> **WHAT IS EXPECTED**
The result should be a full, exact repeat of the entries, free of pictures.

> **RECORDS TO USE**
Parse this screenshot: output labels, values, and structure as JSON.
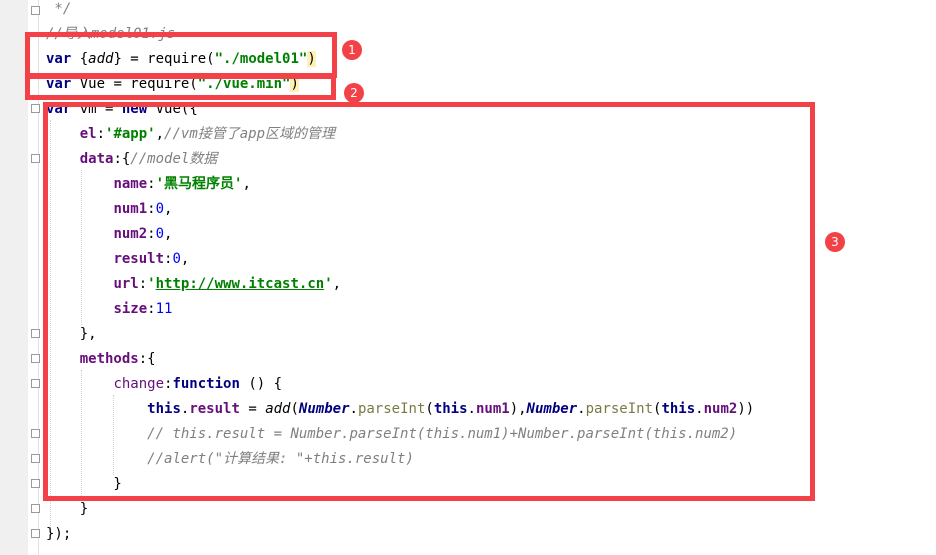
{
  "code_lines": [
    {
      "tokens": [
        {
          "t": " */",
          "c": "cmt"
        }
      ]
    },
    {
      "tokens": [
        {
          "t": "//导入model01.js",
          "c": "cmt"
        }
      ]
    },
    {
      "tokens": [
        {
          "t": "var",
          "c": "kw"
        },
        {
          "t": " {",
          "c": ""
        },
        {
          "t": "add",
          "c": "it"
        },
        {
          "t": "} = require(",
          "c": ""
        },
        {
          "t": "\"./model01\"",
          "c": "str"
        },
        {
          "t": ")",
          "c": "bracket-hl"
        }
      ]
    },
    {
      "tokens": [
        {
          "t": "var",
          "c": "kw"
        },
        {
          "t": " Vue = require(",
          "c": ""
        },
        {
          "t": "\"./vue.min\"",
          "c": "str"
        },
        {
          "t": ")",
          "c": "bracket-hl"
        }
      ]
    },
    {
      "tokens": [
        {
          "t": "var",
          "c": "kw"
        },
        {
          "t": " vm = ",
          "c": ""
        },
        {
          "t": "new",
          "c": "kw"
        },
        {
          "t": " Vue({",
          "c": ""
        }
      ]
    },
    {
      "tokens": [
        {
          "t": "    ",
          "c": ""
        },
        {
          "t": "el",
          "c": "prop"
        },
        {
          "t": ":",
          "c": ""
        },
        {
          "t": "'#app'",
          "c": "str"
        },
        {
          "t": ",",
          "c": ""
        },
        {
          "t": "//vm接管了app区域的管理",
          "c": "cmt"
        }
      ]
    },
    {
      "tokens": [
        {
          "t": "    ",
          "c": ""
        },
        {
          "t": "data",
          "c": "prop"
        },
        {
          "t": ":{",
          "c": ""
        },
        {
          "t": "//model数据",
          "c": "cmt"
        }
      ]
    },
    {
      "tokens": [
        {
          "t": "        ",
          "c": ""
        },
        {
          "t": "name",
          "c": "prop"
        },
        {
          "t": ":",
          "c": ""
        },
        {
          "t": "'黑马程序员'",
          "c": "str"
        },
        {
          "t": ",",
          "c": ""
        }
      ]
    },
    {
      "tokens": [
        {
          "t": "        ",
          "c": ""
        },
        {
          "t": "num1",
          "c": "prop"
        },
        {
          "t": ":",
          "c": ""
        },
        {
          "t": "0",
          "c": "num"
        },
        {
          "t": ",",
          "c": ""
        }
      ]
    },
    {
      "tokens": [
        {
          "t": "        ",
          "c": ""
        },
        {
          "t": "num2",
          "c": "prop"
        },
        {
          "t": ":",
          "c": ""
        },
        {
          "t": "0",
          "c": "num"
        },
        {
          "t": ",",
          "c": ""
        }
      ]
    },
    {
      "tokens": [
        {
          "t": "        ",
          "c": ""
        },
        {
          "t": "result",
          "c": "prop"
        },
        {
          "t": ":",
          "c": ""
        },
        {
          "t": "0",
          "c": "num"
        },
        {
          "t": ",",
          "c": ""
        }
      ]
    },
    {
      "tokens": [
        {
          "t": "        ",
          "c": ""
        },
        {
          "t": "url",
          "c": "prop"
        },
        {
          "t": ":",
          "c": ""
        },
        {
          "t": "'",
          "c": "str"
        },
        {
          "t": "http://www.itcast.cn",
          "c": "str url"
        },
        {
          "t": "'",
          "c": "str"
        },
        {
          "t": ",",
          "c": ""
        }
      ]
    },
    {
      "tokens": [
        {
          "t": "        ",
          "c": ""
        },
        {
          "t": "size",
          "c": "prop"
        },
        {
          "t": ":",
          "c": ""
        },
        {
          "t": "11",
          "c": "num"
        }
      ]
    },
    {
      "tokens": [
        {
          "t": "    },",
          "c": ""
        }
      ]
    },
    {
      "tokens": [
        {
          "t": "    ",
          "c": ""
        },
        {
          "t": "methods",
          "c": "prop"
        },
        {
          "t": ":{",
          "c": ""
        }
      ]
    },
    {
      "tokens": [
        {
          "t": "        ",
          "c": ""
        },
        {
          "t": "change",
          "c": "prop-fn"
        },
        {
          "t": ":",
          "c": ""
        },
        {
          "t": "function",
          "c": "kw"
        },
        {
          "t": " () {",
          "c": ""
        }
      ]
    },
    {
      "tokens": [
        {
          "t": "            ",
          "c": ""
        },
        {
          "t": "this",
          "c": "kw"
        },
        {
          "t": ".",
          "c": ""
        },
        {
          "t": "result",
          "c": "prop"
        },
        {
          "t": " = ",
          "c": ""
        },
        {
          "t": "add",
          "c": "it"
        },
        {
          "t": "(",
          "c": ""
        },
        {
          "t": "Number",
          "c": "obj"
        },
        {
          "t": ".",
          "c": ""
        },
        {
          "t": "parseInt",
          "c": "call"
        },
        {
          "t": "(",
          "c": ""
        },
        {
          "t": "this",
          "c": "kw"
        },
        {
          "t": ".",
          "c": ""
        },
        {
          "t": "num1",
          "c": "prop"
        },
        {
          "t": "),",
          "c": ""
        },
        {
          "t": "Number",
          "c": "obj"
        },
        {
          "t": ".",
          "c": ""
        },
        {
          "t": "parseInt",
          "c": "call"
        },
        {
          "t": "(",
          "c": ""
        },
        {
          "t": "this",
          "c": "kw"
        },
        {
          "t": ".",
          "c": ""
        },
        {
          "t": "num2",
          "c": "prop"
        },
        {
          "t": "))",
          "c": ""
        }
      ]
    },
    {
      "tokens": [
        {
          "t": "            ",
          "c": ""
        },
        {
          "t": "// this.result = Number.parseInt(this.num1)+Number.parseInt(this.num2)",
          "c": "cmt"
        }
      ]
    },
    {
      "tokens": [
        {
          "t": "            ",
          "c": ""
        },
        {
          "t": "//alert(\"计算结果: \"+this.result)",
          "c": "cmt"
        }
      ]
    },
    {
      "tokens": [
        {
          "t": "        }",
          "c": ""
        }
      ]
    },
    {
      "tokens": [
        {
          "t": "    }",
          "c": ""
        }
      ]
    },
    {
      "tokens": [
        {
          "t": "});",
          "c": ""
        }
      ]
    }
  ],
  "annotations": [
    {
      "label": "1"
    },
    {
      "label": "2"
    },
    {
      "label": "3"
    }
  ],
  "colors": {
    "annotation": "#f24147",
    "keyword": "#000080",
    "property": "#660e7a",
    "string": "#008000",
    "number": "#0000ff",
    "comment": "#808080"
  }
}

> **TASK SOLUTION**
Parse this screenshot: output labels, values, and structure as JSON.
{
  "code_lines": [
    {
      "tokens": [
        {
          "t": " */",
          "c": "cmt"
        }
      ]
    },
    {
      "tokens": [
        {
          "t": "//导入model01.js",
          "c": "cmt"
        }
      ]
    },
    {
      "tokens": [
        {
          "t": "var",
          "c": "kw"
        },
        {
          "t": " {",
          "c": ""
        },
        {
          "t": "add",
          "c": "it"
        },
        {
          "t": "} = require(",
          "c": ""
        },
        {
          "t": "\"./model01\"",
          "c": "str"
        },
        {
          "t": ")",
          "c": "bracket-hl"
        }
      ]
    },
    {
      "tokens": [
        {
          "t": "var",
          "c": "kw"
        },
        {
          "t": " Vue = require(",
          "c": ""
        },
        {
          "t": "\"./vue.min\"",
          "c": "str"
        },
        {
          "t": ")",
          "c": "bracket-hl"
        }
      ]
    },
    {
      "tokens": [
        {
          "t": "var",
          "c": "kw"
        },
        {
          "t": " vm = ",
          "c": ""
        },
        {
          "t": "new",
          "c": "kw"
        },
        {
          "t": " Vue({",
          "c": ""
        }
      ]
    },
    {
      "tokens": [
        {
          "t": "    ",
          "c": ""
        },
        {
          "t": "el",
          "c": "prop"
        },
        {
          "t": ":",
          "c": ""
        },
        {
          "t": "'#app'",
          "c": "str"
        },
        {
          "t": ",",
          "c": ""
        },
        {
          "t": "//vm接管了app区域的管理",
          "c": "cmt"
        }
      ]
    },
    {
      "tokens": [
        {
          "t": "    ",
          "c": ""
        },
        {
          "t": "data",
          "c": "prop"
        },
        {
          "t": ":{",
          "c": ""
        },
        {
          "t": "//model数据",
          "c": "cmt"
        }
      ]
    },
    {
      "tokens": [
        {
          "t": "        ",
          "c": ""
        },
        {
          "t": "name",
          "c": "prop"
        },
        {
          "t": ":",
          "c": ""
        },
        {
          "t": "'黑马程序员'",
          "c": "str"
        },
        {
          "t": ",",
          "c": ""
        }
      ]
    },
    {
      "tokens": [
        {
          "t": "        ",
          "c": ""
        },
        {
          "t": "num1",
          "c": "prop"
        },
        {
          "t": ":",
          "c": ""
        },
        {
          "t": "0",
          "c": "num"
        },
        {
          "t": ",",
          "c": ""
        }
      ]
    },
    {
      "tokens": [
        {
          "t": "        ",
          "c": ""
        },
        {
          "t": "num2",
          "c": "prop"
        },
        {
          "t": ":",
          "c": ""
        },
        {
          "t": "0",
          "c": "num"
        },
        {
          "t": ",",
          "c": ""
        }
      ]
    },
    {
      "tokens": [
        {
          "t": "        ",
          "c": ""
        },
        {
          "t": "result",
          "c": "prop"
        },
        {
          "t": ":",
          "c": ""
        },
        {
          "t": "0",
          "c": "num"
        },
        {
          "t": ",",
          "c": ""
        }
      ]
    },
    {
      "tokens": [
        {
          "t": "        ",
          "c": ""
        },
        {
          "t": "url",
          "c": "prop"
        },
        {
          "t": ":",
          "c": ""
        },
        {
          "t": "'",
          "c": "str"
        },
        {
          "t": "http://www.itcast.cn",
          "c": "str url"
        },
        {
          "t": "'",
          "c": "str"
        },
        {
          "t": ",",
          "c": ""
        }
      ]
    },
    {
      "tokens": [
        {
          "t": "        ",
          "c": ""
        },
        {
          "t": "size",
          "c": "prop"
        },
        {
          "t": ":",
          "c": ""
        },
        {
          "t": "11",
          "c": "num"
        }
      ]
    },
    {
      "tokens": [
        {
          "t": "    },",
          "c": ""
        }
      ]
    },
    {
      "tokens": [
        {
          "t": "    ",
          "c": ""
        },
        {
          "t": "methods",
          "c": "prop"
        },
        {
          "t": ":{",
          "c": ""
        }
      ]
    },
    {
      "tokens": [
        {
          "t": "        ",
          "c": ""
        },
        {
          "t": "change",
          "c": "prop-fn"
        },
        {
          "t": ":",
          "c": ""
        },
        {
          "t": "function",
          "c": "kw"
        },
        {
          "t": " () {",
          "c": ""
        }
      ]
    },
    {
      "tokens": [
        {
          "t": "            ",
          "c": ""
        },
        {
          "t": "this",
          "c": "kw"
        },
        {
          "t": ".",
          "c": ""
        },
        {
          "t": "result",
          "c": "prop"
        },
        {
          "t": " = ",
          "c": ""
        },
        {
          "t": "add",
          "c": "it"
        },
        {
          "t": "(",
          "c": ""
        },
        {
          "t": "Number",
          "c": "obj"
        },
        {
          "t": ".",
          "c": ""
        },
        {
          "t": "parseInt",
          "c": "call"
        },
        {
          "t": "(",
          "c": ""
        },
        {
          "t": "this",
          "c": "kw"
        },
        {
          "t": ".",
          "c": ""
        },
        {
          "t": "num1",
          "c": "prop"
        },
        {
          "t": "),",
          "c": ""
        },
        {
          "t": "Number",
          "c": "obj"
        },
        {
          "t": ".",
          "c": ""
        },
        {
          "t": "parseInt",
          "c": "call"
        },
        {
          "t": "(",
          "c": ""
        },
        {
          "t": "this",
          "c": "kw"
        },
        {
          "t": ".",
          "c": ""
        },
        {
          "t": "num2",
          "c": "prop"
        },
        {
          "t": "))",
          "c": ""
        }
      ]
    },
    {
      "tokens": [
        {
          "t": "            ",
          "c": ""
        },
        {
          "t": "// this.result = Number.parseInt(this.num1)+Number.parseInt(this.num2)",
          "c": "cmt"
        }
      ]
    },
    {
      "tokens": [
        {
          "t": "            ",
          "c": ""
        },
        {
          "t": "//alert(\"计算结果: \"+this.result)",
          "c": "cmt"
        }
      ]
    },
    {
      "tokens": [
        {
          "t": "        }",
          "c": ""
        }
      ]
    },
    {
      "tokens": [
        {
          "t": "    }",
          "c": ""
        }
      ]
    },
    {
      "tokens": [
        {
          "t": "});",
          "c": ""
        }
      ]
    }
  ],
  "annotations": [
    {
      "label": "1"
    },
    {
      "label": "2"
    },
    {
      "label": "3"
    }
  ],
  "colors": {
    "annotation": "#f24147",
    "keyword": "#000080",
    "property": "#660e7a",
    "string": "#008000",
    "number": "#0000ff",
    "comment": "#808080"
  }
}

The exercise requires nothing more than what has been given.